Description of the task: In the lines below, count those containing the word "true" and give the number alone.

(Dataset rows for apps and sites)
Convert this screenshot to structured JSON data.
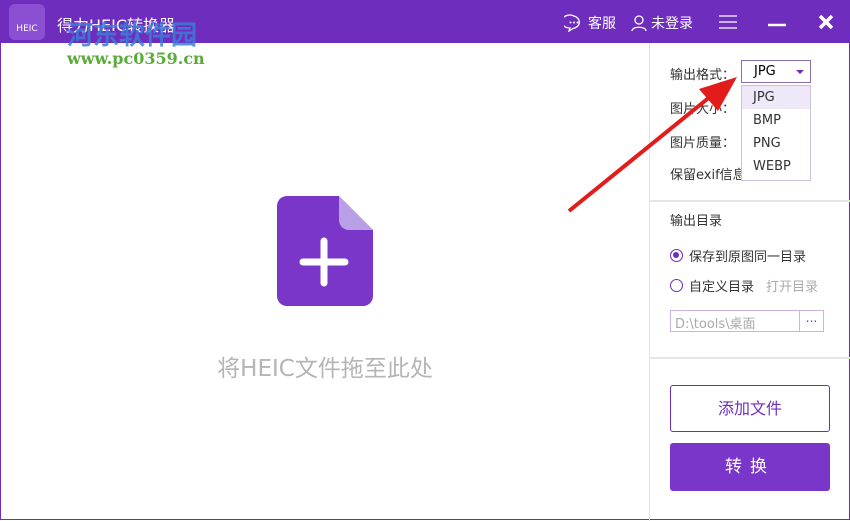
{
  "title": "得力HEIC转换器",
  "logo_text": "HEIC",
  "header": {
    "service": "客服",
    "login": "未登录"
  },
  "watermark": {
    "name": "河东软件园",
    "url": "www.pc0359.cn"
  },
  "drop_hint": "将HEIC文件拖至此处",
  "settings": {
    "format_label": "输出格式：",
    "format_value": "JPG",
    "size_label": "图片大小：",
    "quality_label": "图片质量：",
    "exif_label": "保留exif信息",
    "format_options": [
      "JPG",
      "BMP",
      "PNG",
      "WEBP"
    ]
  },
  "output": {
    "title": "输出目录",
    "same_dir": "保存到原图同一目录",
    "custom_dir": "自定义目录",
    "open_dir": "打开目录",
    "path": "D:\\tools\\桌面",
    "browse": "..."
  },
  "buttons": {
    "add": "添加文件",
    "convert": "转换"
  },
  "colors": {
    "accent": "#6f2dbd",
    "arrow": "#e21b1b"
  }
}
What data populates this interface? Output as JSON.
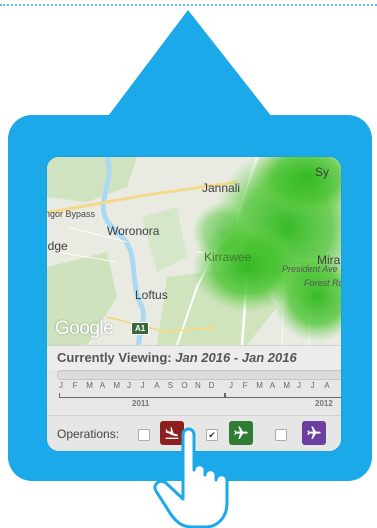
{
  "colors": {
    "frame": "#1ba9ea",
    "dotted_line": "#5bbfe8",
    "heat_green": "#43c62c",
    "arrivals_button": "#8e1f1f",
    "departures_button": "#2e7d32",
    "overflights_button": "#6a3fa0"
  },
  "map": {
    "labels": {
      "sy": "Sy",
      "jannali": "Jannali",
      "bypass": "ngor Bypass",
      "woronora": "Woronora",
      "ridge": "idge",
      "kirrawee": "Kirrawee",
      "mira": "Mira",
      "president_ave": "President Ave",
      "forest_rd": "Forest Rd",
      "loftus": "Loftus",
      "road_shield": "A1"
    },
    "logo_text": "Google"
  },
  "viewing": {
    "label": "Currently Viewing:",
    "range": "Jan 2016 - Jan 2016"
  },
  "timeline": {
    "months_2011": [
      "J",
      "F",
      "M",
      "A",
      "M",
      "J",
      "J",
      "A",
      "S",
      "O",
      "N",
      "D"
    ],
    "months_2012": [
      "J",
      "F",
      "M",
      "A",
      "M",
      "J",
      "J",
      "A"
    ],
    "year_2011": "2011",
    "year_2012": "2012"
  },
  "operations": {
    "label": "Operations:",
    "items": [
      {
        "name": "arrivals",
        "icon": "plane-landing-icon",
        "checked": false,
        "check_mark": ""
      },
      {
        "name": "departures",
        "icon": "plane-icon",
        "checked": true,
        "check_mark": "✔"
      },
      {
        "name": "overflights",
        "icon": "plane-icon",
        "checked": false,
        "check_mark": ""
      }
    ]
  },
  "cursor": {
    "icon": "pointing-hand-icon"
  }
}
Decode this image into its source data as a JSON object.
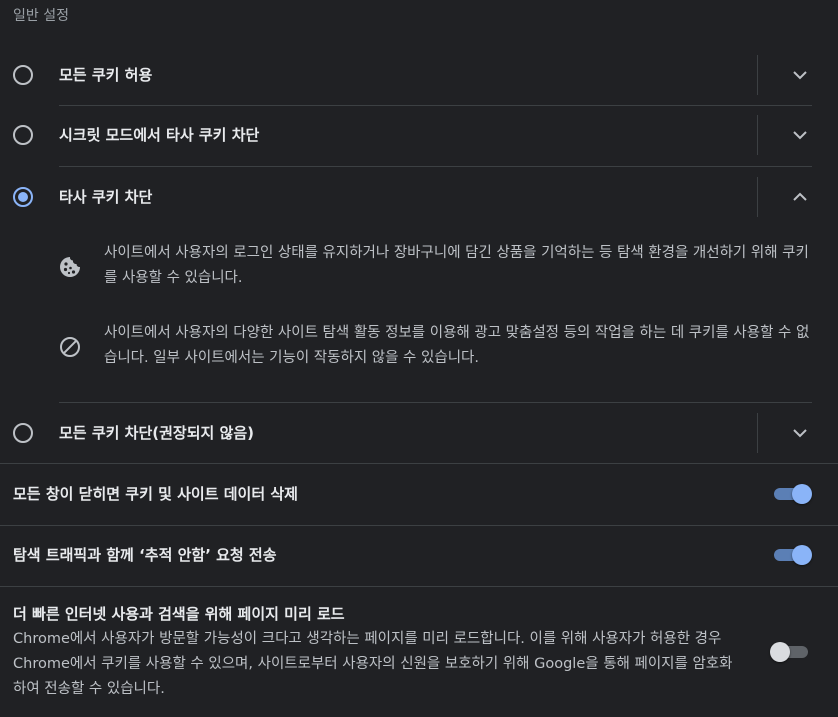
{
  "section": {
    "title": "일반 설정"
  },
  "cookie_options": [
    {
      "label": "모든 쿠키 허용",
      "selected": false,
      "expanded": false
    },
    {
      "label": "시크릿 모드에서 타사 쿠키 차단",
      "selected": false,
      "expanded": false
    },
    {
      "label": "타사 쿠키 차단",
      "selected": true,
      "expanded": true
    },
    {
      "label": "모든 쿠키 차단(권장되지 않음)",
      "selected": false,
      "expanded": false
    }
  ],
  "third_party_details": [
    {
      "icon": "cookie-icon",
      "text": "사이트에서 사용자의 로그인 상태를 유지하거나 장바구니에 담긴 상품을 기억하는 등 탐색 환경을 개선하기 위해 쿠키를 사용할 수 있습니다."
    },
    {
      "icon": "block-icon",
      "text": "사이트에서 사용자의 다양한 사이트 탐색 활동 정보를 이용해 광고 맞춤설정 등의 작업을 하는 데 쿠키를 사용할 수 없습니다. 일부 사이트에서는 기능이 작동하지 않을 수 있습니다."
    }
  ],
  "toggles": [
    {
      "label": "모든 창이 닫히면 쿠키 및 사이트 데이터 삭제",
      "on": true
    },
    {
      "label": "탐색 트래픽과 함께 ‘추적 안함’ 요청 전송",
      "on": true
    },
    {
      "label": "더 빠른 인터넷 사용과 검색을 위해 페이지 미리 로드",
      "description": "Chrome에서 사용자가 방문할 가능성이 크다고 생각하는 페이지를 미리 로드합니다. 이를 위해 사용자가 허용한 경우 Chrome에서 쿠키를 사용할 수 있으며, 사이트로부터 사용자의 신원을 보호하기 위해 Google을 통해 페이지를 암호화하여 전송할 수 있습니다.",
      "on": false
    }
  ],
  "colors": {
    "background": "#202124",
    "accent": "#8ab4f8",
    "divider": "#3c4043"
  }
}
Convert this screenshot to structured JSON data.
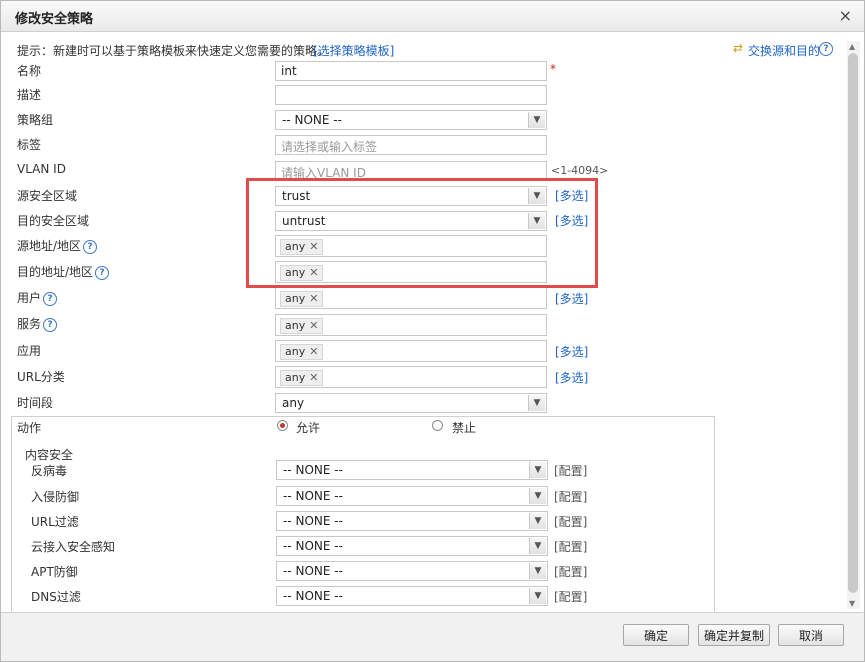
{
  "dialog": {
    "title": "修改安全策略",
    "close": "×"
  },
  "hint": {
    "text": "提示：新建时可以基于策略模板来快速定义您需要的策略。",
    "template_link": "[选择策略模板]"
  },
  "swap": {
    "label": "交换源和目的"
  },
  "help_glyph": "?",
  "fields": {
    "name": {
      "label": "名称",
      "value": "int",
      "required_mark": "*"
    },
    "desc": {
      "label": "描述",
      "value": ""
    },
    "group": {
      "label": "策略组",
      "value": "-- NONE --"
    },
    "tag": {
      "label": "标签",
      "placeholder": "请选择或输入标签"
    },
    "vlan": {
      "label": "VLAN ID",
      "placeholder": "请输入VLAN ID",
      "range": "<1-4094>"
    },
    "src_zone": {
      "label": "源安全区域",
      "value": "trust",
      "multi": "[多选]"
    },
    "dst_zone": {
      "label": "目的安全区域",
      "value": "untrust",
      "multi": "[多选]"
    },
    "src_addr": {
      "label": "源地址/地区",
      "tag": "any"
    },
    "dst_addr": {
      "label": "目的地址/地区",
      "tag": "any"
    },
    "user": {
      "label": "用户",
      "tag": "any",
      "multi": "[多选]"
    },
    "service": {
      "label": "服务",
      "tag": "any"
    },
    "app": {
      "label": "应用",
      "tag": "any",
      "multi": "[多选]"
    },
    "url": {
      "label": "URL分类",
      "tag": "any",
      "multi": "[多选]"
    },
    "time": {
      "label": "时间段",
      "value": "any"
    },
    "action": {
      "label": "动作",
      "options": [
        "允许",
        "禁止"
      ],
      "selected": "允许"
    }
  },
  "content_security": {
    "legend": "内容安全",
    "config_label": "[配置]",
    "rows": [
      {
        "label": "反病毒",
        "value": "-- NONE --"
      },
      {
        "label": "入侵防御",
        "value": "-- NONE --"
      },
      {
        "label": "URL过滤",
        "value": "-- NONE --"
      },
      {
        "label": "云接入安全感知",
        "value": "-- NONE --"
      },
      {
        "label": "APT防御",
        "value": "-- NONE --"
      },
      {
        "label": "DNS过滤",
        "value": "-- NONE --"
      }
    ]
  },
  "footer": {
    "ok": "确定",
    "ok_copy": "确定并复制",
    "cancel": "取消"
  },
  "colors": {
    "link": "#1e64c8",
    "highlight_box": "#e24b4b",
    "required": "#e02020"
  }
}
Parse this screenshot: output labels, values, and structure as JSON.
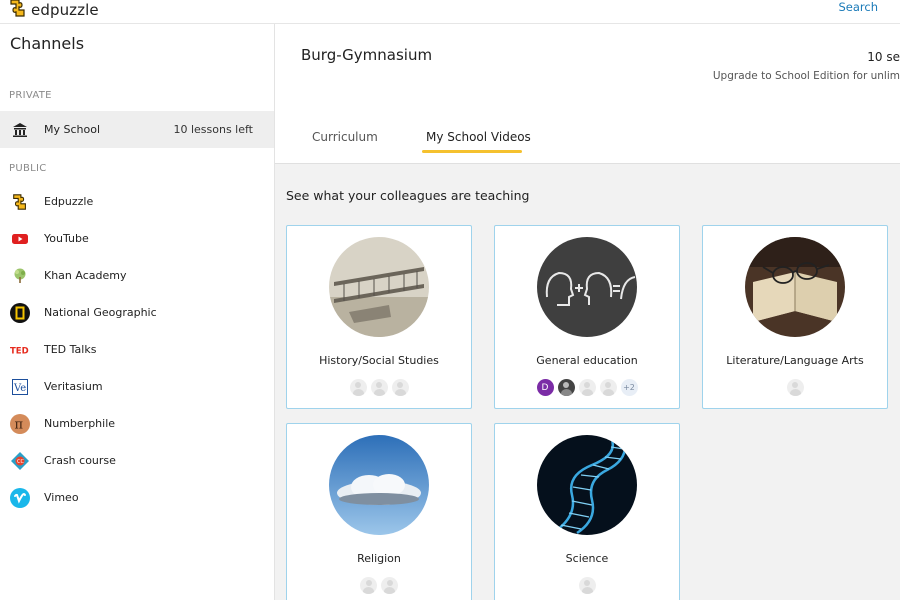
{
  "app": {
    "logo_text": "edpuzzle",
    "search_label": "Search",
    "accent_color": "#f5c12e",
    "link_color": "#1a7ab8"
  },
  "sidebar": {
    "title": "Channels",
    "private_label": "PRIVATE",
    "public_label": "PUBLIC",
    "private_items": [
      {
        "label": "My School",
        "meta": "10 lessons left",
        "icon": "school-building-icon"
      }
    ],
    "public_items": [
      {
        "label": "Edpuzzle",
        "icon": "edpuzzle-logo-icon"
      },
      {
        "label": "YouTube",
        "icon": "youtube-icon"
      },
      {
        "label": "Khan Academy",
        "icon": "khan-academy-tree-icon"
      },
      {
        "label": "National Geographic",
        "icon": "national-geographic-icon"
      },
      {
        "label": "TED Talks",
        "icon": "ted-icon"
      },
      {
        "label": "Veritasium",
        "icon": "veritasium-icon"
      },
      {
        "label": "Numberphile",
        "icon": "numberphile-pi-icon"
      },
      {
        "label": "Crash course",
        "icon": "crash-course-icon"
      },
      {
        "label": "Vimeo",
        "icon": "vimeo-icon"
      }
    ]
  },
  "header": {
    "school_name": "Burg-Gymnasium",
    "seats_text": "10 se",
    "upgrade_text": "Upgrade to School Edition for unlim",
    "tabs": [
      {
        "label": "Curriculum",
        "active": false
      },
      {
        "label": "My School Videos",
        "active": true
      }
    ]
  },
  "main": {
    "heading": "See what your colleagues are teaching",
    "cards": [
      {
        "title": "History/Social Studies",
        "image": "wright-flyer-photo",
        "avatar_count": 3
      },
      {
        "title": "General education",
        "image": "chalkboard-heads-photo",
        "avatar_letter": "D",
        "avatar_count": 2,
        "more": "+2"
      },
      {
        "title": "Literature/Language Arts",
        "image": "book-glasses-photo",
        "avatar_count": 1
      },
      {
        "title": "Religion",
        "image": "sky-clouds-photo",
        "avatar_count": 2
      },
      {
        "title": "Science",
        "image": "dna-helix-photo",
        "avatar_count": 1
      }
    ]
  }
}
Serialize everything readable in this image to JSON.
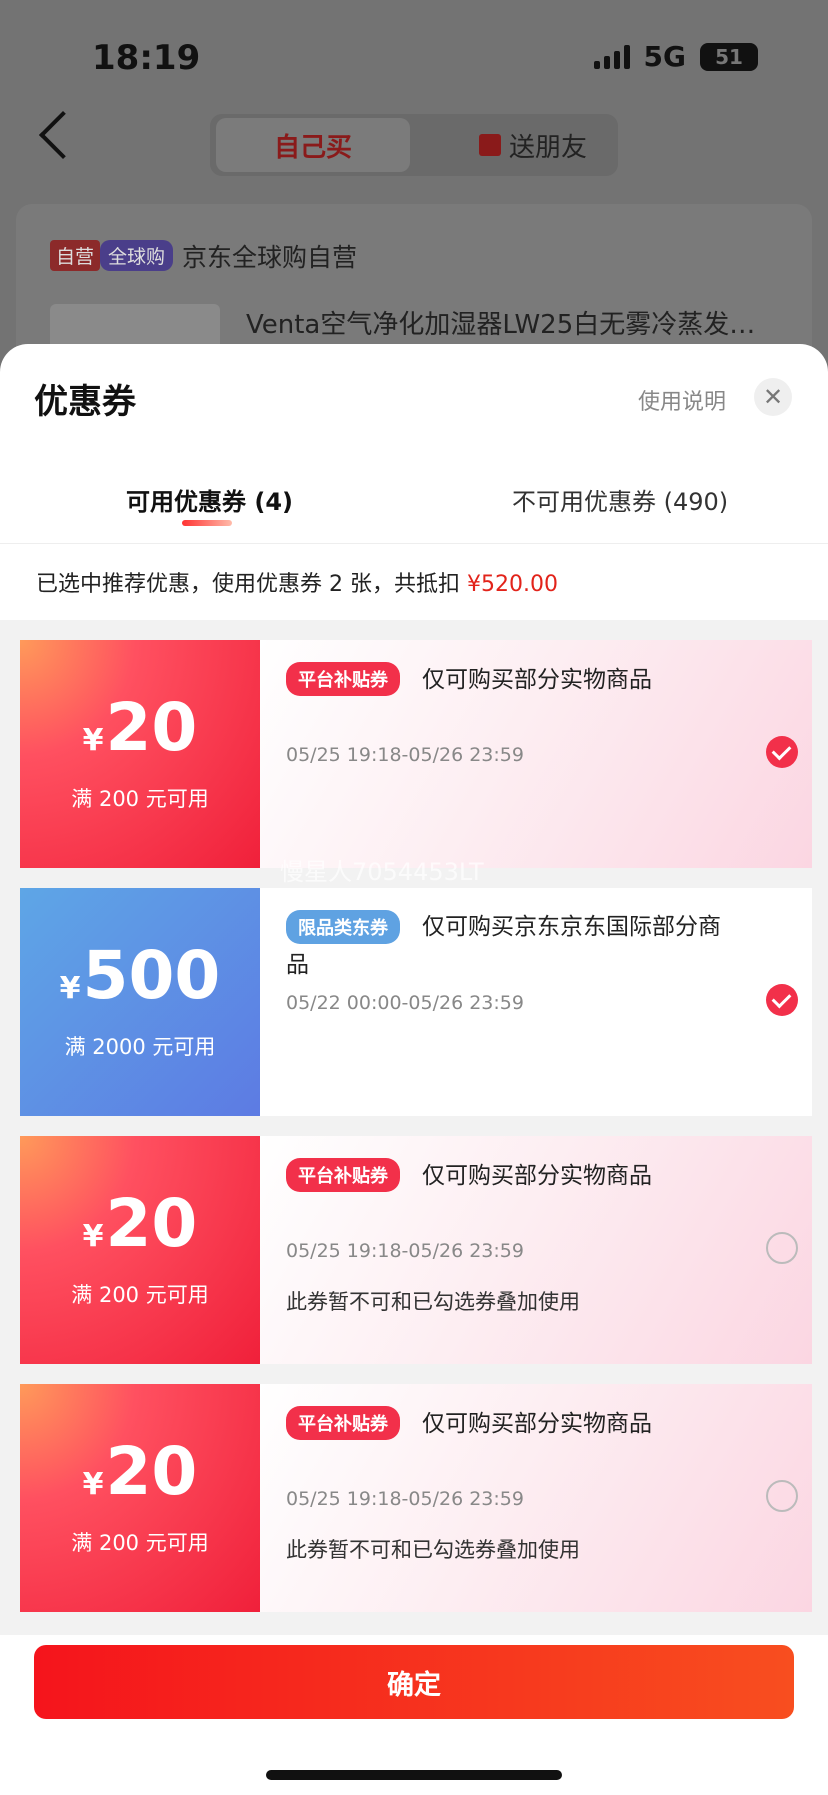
{
  "status": {
    "time": "18:19",
    "network": "5G",
    "battery": "51"
  },
  "top_tabs": {
    "self": "自己买",
    "friend": "送朋友"
  },
  "store": {
    "tag_self": "自营",
    "tag_global": "全球购",
    "name": "京东全球购自营"
  },
  "product": {
    "name": "Venta空气净化加湿器LW25白无雾冷蒸发式…"
  },
  "sheet": {
    "title": "优惠券",
    "help": "使用说明",
    "close": "✕",
    "tab_available": "可用优惠券 (4)",
    "tab_unavailable": "不可用优惠券 (490)",
    "summary_text": "已选中推荐优惠，使用优惠券 2 张，共抵扣 ",
    "summary_amount": "¥520.00"
  },
  "coupons": [
    {
      "yen": "¥",
      "amount": "20",
      "condition": "满 200 元可用",
      "badge": "平台补贴券",
      "desc": "仅可购买部分实物商品",
      "time": "05/25 19:18-05/26 23:59",
      "note": "",
      "selected": true
    },
    {
      "yen": "¥",
      "amount": "500",
      "condition": "满 2000 元可用",
      "badge": "限品类东券",
      "desc": "仅可购买京东京东国际部分商品",
      "time": "05/22 00:00-05/26 23:59",
      "note": "",
      "selected": true
    },
    {
      "yen": "¥",
      "amount": "20",
      "condition": "满 200 元可用",
      "badge": "平台补贴券",
      "desc": "仅可购买部分实物商品",
      "time": "05/25 19:18-05/26 23:59",
      "note": "此券暂不可和已勾选券叠加使用",
      "selected": false
    },
    {
      "yen": "¥",
      "amount": "20",
      "condition": "满 200 元可用",
      "badge": "平台补贴券",
      "desc": "仅可购买部分实物商品",
      "time": "05/25 19:18-05/26 23:59",
      "note": "此券暂不可和已勾选券叠加使用",
      "selected": false
    }
  ],
  "watermark": "慢星人7054453LT",
  "confirm": "确定",
  "colors": {
    "accent": "#f2304a",
    "confirm": "#f5141c",
    "blue_coupon": "#5d7be3"
  }
}
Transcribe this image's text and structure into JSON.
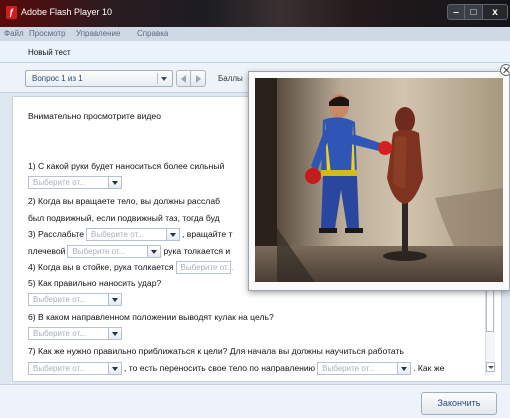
{
  "window": {
    "title": "Adobe Flash Player 10",
    "buttons": {
      "minimize": "–",
      "maximize": "□",
      "close": "x"
    }
  },
  "menu": [
    "Файл",
    "Просмотр",
    "Управление",
    "Справка"
  ],
  "test_name": "Новый тест",
  "toolbar": {
    "question_select": "Вопрос 1 из 1",
    "score_label": "Баллы"
  },
  "instruction": "Внимательно просмотрите видео",
  "dropdown_placeholder": "Выберите от...",
  "lines": {
    "q1": "1) С какой руки будет наноситься более сильный",
    "q2a": "2) Когда вы вращаете тело, вы должны расслаб",
    "q2b": "был подвижный, если подвижный таз, тогда буд",
    "q3a_1": "3) Расслабьте",
    "q3a_2": ", вращайте т",
    "q3b_1": "плечевой",
    "q3b_2": "рука толкается и",
    "q4": "4) Когда вы в стойке, рука толкается",
    "q5": "5) Как правильно наносить удар?",
    "q6": "6) В каком направленном положении выводят кулак на цель?",
    "q7a": "7) Как же нужно правильно приближаться к цели? Для начала вы должны научиться работать",
    "q7b_1": ", то есть переносить свое тело по направлению",
    "q7b_2": ". Как же"
  },
  "finish_button": "Закончить",
  "video": {
    "description_icon": "video-frame"
  }
}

Result of this task: 8